Read the lines below. Copy out any that hold the string "JSON".

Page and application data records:
◇ ◇ ◇ ◇ ◇
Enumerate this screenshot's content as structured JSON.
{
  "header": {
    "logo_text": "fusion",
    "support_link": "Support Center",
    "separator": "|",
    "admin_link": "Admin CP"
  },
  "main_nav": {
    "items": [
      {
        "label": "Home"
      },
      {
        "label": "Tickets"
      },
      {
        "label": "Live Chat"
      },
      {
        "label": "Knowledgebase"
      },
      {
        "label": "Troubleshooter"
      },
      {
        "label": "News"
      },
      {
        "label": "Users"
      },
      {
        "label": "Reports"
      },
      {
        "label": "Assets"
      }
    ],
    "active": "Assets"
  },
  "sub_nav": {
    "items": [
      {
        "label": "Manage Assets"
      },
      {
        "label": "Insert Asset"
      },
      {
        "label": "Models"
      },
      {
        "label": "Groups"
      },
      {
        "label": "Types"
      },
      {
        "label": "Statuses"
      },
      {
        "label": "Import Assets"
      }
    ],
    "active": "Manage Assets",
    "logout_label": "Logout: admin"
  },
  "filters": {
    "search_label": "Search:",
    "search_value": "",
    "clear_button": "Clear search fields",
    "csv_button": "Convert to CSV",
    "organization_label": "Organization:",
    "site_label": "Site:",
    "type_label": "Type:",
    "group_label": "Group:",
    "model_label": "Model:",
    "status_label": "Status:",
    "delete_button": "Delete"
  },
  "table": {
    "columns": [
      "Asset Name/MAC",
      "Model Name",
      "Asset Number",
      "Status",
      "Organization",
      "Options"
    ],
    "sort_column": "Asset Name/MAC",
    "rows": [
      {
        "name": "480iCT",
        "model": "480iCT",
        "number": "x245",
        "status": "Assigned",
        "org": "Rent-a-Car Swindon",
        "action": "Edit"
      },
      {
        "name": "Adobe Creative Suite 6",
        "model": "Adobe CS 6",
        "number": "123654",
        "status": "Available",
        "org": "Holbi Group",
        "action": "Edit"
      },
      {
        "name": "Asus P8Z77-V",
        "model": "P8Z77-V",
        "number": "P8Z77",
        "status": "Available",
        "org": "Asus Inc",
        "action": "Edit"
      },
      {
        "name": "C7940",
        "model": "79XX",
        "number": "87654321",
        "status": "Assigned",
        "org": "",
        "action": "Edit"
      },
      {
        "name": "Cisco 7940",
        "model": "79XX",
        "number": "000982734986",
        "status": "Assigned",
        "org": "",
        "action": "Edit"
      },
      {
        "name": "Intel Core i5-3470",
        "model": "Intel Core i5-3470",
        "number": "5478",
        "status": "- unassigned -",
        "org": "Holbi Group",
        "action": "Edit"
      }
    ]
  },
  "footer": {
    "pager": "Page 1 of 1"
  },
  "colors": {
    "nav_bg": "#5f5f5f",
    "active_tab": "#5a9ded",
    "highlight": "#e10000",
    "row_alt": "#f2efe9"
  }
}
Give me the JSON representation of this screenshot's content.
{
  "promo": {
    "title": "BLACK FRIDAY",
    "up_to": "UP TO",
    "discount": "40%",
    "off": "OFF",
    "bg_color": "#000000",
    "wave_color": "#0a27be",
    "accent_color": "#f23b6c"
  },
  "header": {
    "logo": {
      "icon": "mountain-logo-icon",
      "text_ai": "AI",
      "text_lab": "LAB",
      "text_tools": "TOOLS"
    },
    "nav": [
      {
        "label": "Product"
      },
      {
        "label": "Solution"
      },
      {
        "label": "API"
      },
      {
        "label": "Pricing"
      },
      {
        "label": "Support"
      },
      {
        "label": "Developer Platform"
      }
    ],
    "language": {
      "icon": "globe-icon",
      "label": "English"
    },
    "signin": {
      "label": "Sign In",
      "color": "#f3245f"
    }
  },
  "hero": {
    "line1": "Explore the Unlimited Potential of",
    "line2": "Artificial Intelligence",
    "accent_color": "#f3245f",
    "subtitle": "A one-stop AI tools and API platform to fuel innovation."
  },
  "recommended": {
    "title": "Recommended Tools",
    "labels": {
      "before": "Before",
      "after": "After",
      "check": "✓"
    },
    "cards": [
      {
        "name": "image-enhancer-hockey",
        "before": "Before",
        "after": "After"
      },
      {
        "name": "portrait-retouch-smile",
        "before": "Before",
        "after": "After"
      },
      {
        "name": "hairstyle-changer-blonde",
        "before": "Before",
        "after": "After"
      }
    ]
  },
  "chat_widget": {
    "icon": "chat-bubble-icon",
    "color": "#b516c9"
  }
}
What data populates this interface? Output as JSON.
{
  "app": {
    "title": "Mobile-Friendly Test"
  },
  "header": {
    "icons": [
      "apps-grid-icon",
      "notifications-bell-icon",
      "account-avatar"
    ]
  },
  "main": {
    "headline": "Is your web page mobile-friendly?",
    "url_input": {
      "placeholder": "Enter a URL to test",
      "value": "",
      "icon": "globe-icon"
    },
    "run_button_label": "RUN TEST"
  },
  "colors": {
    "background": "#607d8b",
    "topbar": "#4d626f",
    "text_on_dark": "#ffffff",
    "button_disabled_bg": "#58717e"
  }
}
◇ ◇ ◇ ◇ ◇
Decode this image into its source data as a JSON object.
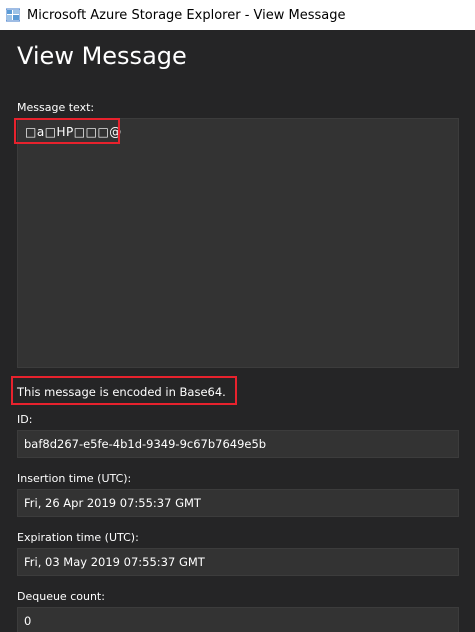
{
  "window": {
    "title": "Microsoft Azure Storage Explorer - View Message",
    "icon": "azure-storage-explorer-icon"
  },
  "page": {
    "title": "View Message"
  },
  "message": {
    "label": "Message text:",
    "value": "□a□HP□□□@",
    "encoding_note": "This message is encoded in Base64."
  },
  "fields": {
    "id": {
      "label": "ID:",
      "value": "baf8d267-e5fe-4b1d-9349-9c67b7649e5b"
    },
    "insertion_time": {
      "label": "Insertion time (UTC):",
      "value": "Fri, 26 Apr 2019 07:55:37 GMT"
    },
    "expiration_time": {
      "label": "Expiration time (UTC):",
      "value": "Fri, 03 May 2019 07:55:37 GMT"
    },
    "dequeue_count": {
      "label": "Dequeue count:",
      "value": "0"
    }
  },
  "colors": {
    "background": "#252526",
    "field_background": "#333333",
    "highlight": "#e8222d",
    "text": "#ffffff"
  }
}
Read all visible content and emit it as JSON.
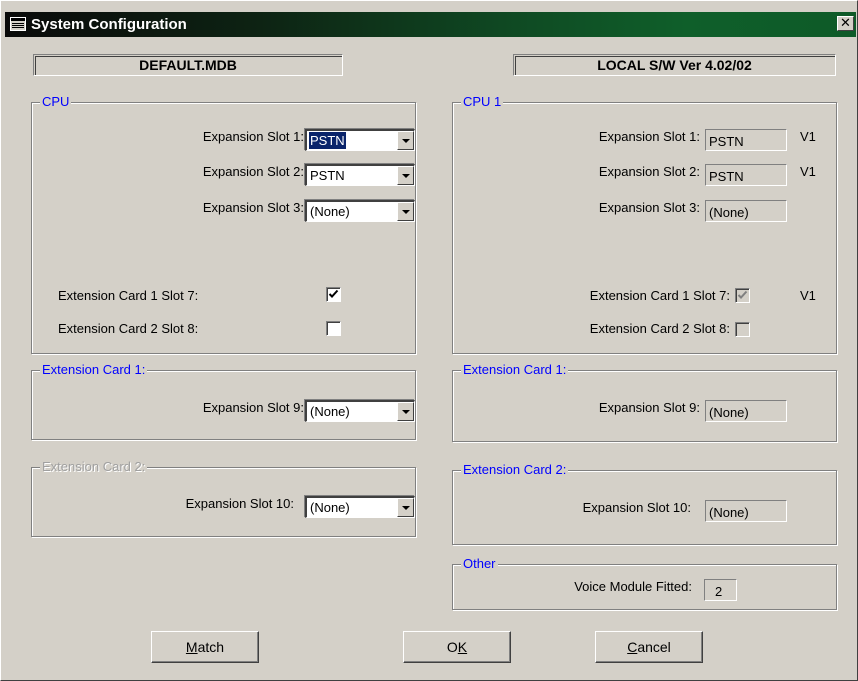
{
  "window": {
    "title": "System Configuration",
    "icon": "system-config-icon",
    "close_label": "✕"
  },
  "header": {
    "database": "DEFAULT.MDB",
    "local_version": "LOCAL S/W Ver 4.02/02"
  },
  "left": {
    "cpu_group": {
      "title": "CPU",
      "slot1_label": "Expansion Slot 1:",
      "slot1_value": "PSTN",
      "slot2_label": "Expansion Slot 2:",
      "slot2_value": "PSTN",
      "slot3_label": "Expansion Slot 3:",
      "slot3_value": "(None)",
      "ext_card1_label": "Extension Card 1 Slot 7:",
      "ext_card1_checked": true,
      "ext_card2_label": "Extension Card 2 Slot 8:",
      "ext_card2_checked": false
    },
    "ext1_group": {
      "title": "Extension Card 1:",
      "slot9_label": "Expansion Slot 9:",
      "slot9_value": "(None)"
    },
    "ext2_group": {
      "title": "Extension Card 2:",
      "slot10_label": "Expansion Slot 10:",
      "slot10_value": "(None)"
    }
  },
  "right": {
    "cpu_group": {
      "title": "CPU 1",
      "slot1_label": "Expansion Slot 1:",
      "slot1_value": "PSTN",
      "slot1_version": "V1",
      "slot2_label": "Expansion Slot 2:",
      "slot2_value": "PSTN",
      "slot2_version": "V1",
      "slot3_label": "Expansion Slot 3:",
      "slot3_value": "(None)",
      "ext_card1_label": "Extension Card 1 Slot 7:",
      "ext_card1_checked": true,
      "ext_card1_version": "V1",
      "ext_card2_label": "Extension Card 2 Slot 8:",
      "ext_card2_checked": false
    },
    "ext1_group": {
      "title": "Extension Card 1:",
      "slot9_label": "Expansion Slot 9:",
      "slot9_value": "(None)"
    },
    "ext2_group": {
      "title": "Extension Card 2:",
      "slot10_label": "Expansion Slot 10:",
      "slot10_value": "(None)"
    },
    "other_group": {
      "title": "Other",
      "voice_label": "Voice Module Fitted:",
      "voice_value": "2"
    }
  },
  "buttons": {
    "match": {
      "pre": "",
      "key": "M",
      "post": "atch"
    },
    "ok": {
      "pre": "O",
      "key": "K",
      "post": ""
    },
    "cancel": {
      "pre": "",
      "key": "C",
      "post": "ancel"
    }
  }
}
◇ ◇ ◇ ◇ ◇
RESPONSE:
Enumerate this screenshot's content as structured JSON.
Give me the JSON representation of this screenshot's content.
What data populates this interface? Output as JSON.
Decode this image into its source data as a JSON object.
Read all visible content and emit it as JSON.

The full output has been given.